Benef Microbes. 2013 Jun 1;4(2):195-209. doi: 10.3920/BM2012.0038.


Enterohaemorrhagic Escherichia coli O157:H7 and adherent-invasive Escherichia coli are two groups of enteric bacterial pathogens associated with haemorrhagic colitis and Crohn's Disease, respectively. Bacterial contact with host epithelial cells stimulates an immediate innate immune response designed to combat infection. In this study, immune responses of human epithelial cells to pathogens, either alone or in combination with probiotic bacteria were studied. Industrially prepared Lactobacillus helveticus strain R0052 was first examined by microarray analysis and then compared to broth-grown strains of R0052 and Lactobacillus rhamnosus strain GG using quantitative realt-time polymerase chain reaction. Results showed host immune activation responses increased following pathogen exposure, which were differentially ameliorated using probiotics depending on both the preparation of probiotics employed and conditions of exposure. These findings provide additional support for the concept that specific probiotic strains serve as a promising option for use in preventing the risk of enteric bacterial infections.

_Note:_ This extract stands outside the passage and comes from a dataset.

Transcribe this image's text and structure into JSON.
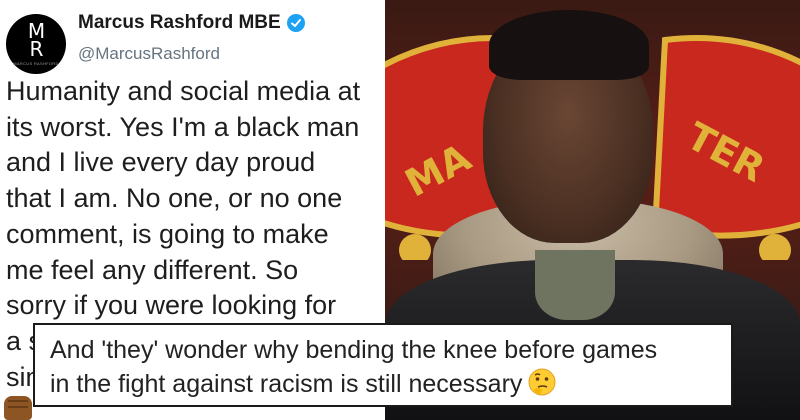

Publication types

  • Research Support, Non-U.S. Gov't

MeSH terms

  • Caco-2 Cells
  • Epithelial Cells / immunology*
  • Epithelial Cells / microbiology*
  • Escherichia coli / immunology*
  • Gene Expression Profiling
  • Humans
  • Immunologic Factors / pharmacology*
  • Lacticaseibacillus rhamnosus / immunology*
  • Lactobacillus helveticus / immunology*
  • Microarray Analysis
  • Probiotics / pharmacology*
  • Real-Time Polymerase Chain Reaction


  • Immunologic Factors